These images of Palmyra were taken in the summer of 1962. The tourist infrastructure was less developed at this time and the images also show evidence of intrusive levels of renovation that had mellowed or been replaced by the later half of the C20th. For details relating to each image separately in this item please refer to the inventory appended to this collection.
This tomb was cut out of the stone at the base of the hill to the west of the ancient city.
These images show the main colonnaded street, the decumanus, at Palmyra from a variety of different angles.
This shows a southern section of the city wall, bordering the wadi with Qalat Ibn Maan in the background.
The agora of Palmyra was located to the south of the tetrapylon and dates to the late C2nd.
This is one of the best-preserved tomb towers still extant and preserves many elements of its original fresco and sculptural decoration.
This temple marks the end of the decumanus and is besides the C3rd area of the city known as 'Diocletian's Camp at the western end of the settlement.
The Tetrapylon that stands today was reconstructed by the DGAM in the 1960s. The original structure was built in the C3rd in the reign of Diocletian.
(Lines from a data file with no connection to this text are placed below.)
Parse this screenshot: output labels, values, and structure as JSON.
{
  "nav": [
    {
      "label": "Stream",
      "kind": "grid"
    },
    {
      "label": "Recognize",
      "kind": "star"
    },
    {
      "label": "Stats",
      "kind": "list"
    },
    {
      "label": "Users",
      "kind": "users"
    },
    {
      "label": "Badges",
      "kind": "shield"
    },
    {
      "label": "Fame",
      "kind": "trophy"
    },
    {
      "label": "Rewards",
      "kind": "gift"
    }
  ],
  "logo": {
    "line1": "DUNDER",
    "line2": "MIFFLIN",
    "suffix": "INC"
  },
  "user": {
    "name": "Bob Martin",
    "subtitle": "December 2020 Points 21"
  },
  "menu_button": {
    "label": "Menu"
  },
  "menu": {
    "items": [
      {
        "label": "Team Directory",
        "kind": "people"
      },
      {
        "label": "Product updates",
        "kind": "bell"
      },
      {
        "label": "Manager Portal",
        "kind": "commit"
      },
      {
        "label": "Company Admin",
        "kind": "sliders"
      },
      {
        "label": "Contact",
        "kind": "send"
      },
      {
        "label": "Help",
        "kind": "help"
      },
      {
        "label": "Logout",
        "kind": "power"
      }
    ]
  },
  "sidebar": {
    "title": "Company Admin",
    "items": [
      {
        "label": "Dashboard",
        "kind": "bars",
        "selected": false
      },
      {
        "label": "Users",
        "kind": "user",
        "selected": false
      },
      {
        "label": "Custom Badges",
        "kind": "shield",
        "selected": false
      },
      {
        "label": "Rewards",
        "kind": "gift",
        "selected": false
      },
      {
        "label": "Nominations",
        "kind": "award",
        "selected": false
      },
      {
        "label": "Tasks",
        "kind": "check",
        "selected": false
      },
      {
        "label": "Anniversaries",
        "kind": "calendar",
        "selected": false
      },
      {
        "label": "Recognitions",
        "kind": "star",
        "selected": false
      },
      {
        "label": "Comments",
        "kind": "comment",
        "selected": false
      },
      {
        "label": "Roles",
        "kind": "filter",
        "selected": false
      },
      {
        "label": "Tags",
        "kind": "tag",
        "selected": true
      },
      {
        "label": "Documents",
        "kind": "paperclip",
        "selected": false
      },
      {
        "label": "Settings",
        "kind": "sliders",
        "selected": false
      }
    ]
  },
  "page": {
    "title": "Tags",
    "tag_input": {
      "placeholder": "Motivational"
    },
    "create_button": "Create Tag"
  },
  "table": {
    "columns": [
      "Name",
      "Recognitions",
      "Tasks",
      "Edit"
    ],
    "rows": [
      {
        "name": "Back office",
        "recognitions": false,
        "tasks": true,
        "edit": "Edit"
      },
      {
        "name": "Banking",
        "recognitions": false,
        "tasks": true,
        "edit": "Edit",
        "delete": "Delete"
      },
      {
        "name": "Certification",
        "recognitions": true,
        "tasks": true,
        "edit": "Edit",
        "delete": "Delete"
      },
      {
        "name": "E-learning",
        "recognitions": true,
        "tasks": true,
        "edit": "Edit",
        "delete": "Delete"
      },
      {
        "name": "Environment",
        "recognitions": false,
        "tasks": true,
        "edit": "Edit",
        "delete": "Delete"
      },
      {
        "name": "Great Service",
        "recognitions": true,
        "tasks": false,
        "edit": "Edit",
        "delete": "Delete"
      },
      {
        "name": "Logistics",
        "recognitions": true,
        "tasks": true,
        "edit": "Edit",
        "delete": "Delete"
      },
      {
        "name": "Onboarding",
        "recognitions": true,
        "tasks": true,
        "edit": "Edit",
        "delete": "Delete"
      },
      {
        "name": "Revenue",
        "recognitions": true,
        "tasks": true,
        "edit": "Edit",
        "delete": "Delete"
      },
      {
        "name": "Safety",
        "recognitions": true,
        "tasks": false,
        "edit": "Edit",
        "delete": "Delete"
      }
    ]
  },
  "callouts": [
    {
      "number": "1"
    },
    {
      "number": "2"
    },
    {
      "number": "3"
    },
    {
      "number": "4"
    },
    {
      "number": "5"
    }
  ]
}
It is a measure of the wealth of the city at this time that the granite columns were imported from Egypt. The structure marks the crossroads where the axis of the main thoroughfare turns to a more acute northern angle.
The theatre in Palmyra.
The Tomb of the Three Brothers is a well-known frescoed hypogeum to the south of the Valley of the Tombs. The entrance has an extensive Palmyrene inscription over the door detailing the names of those interred inside.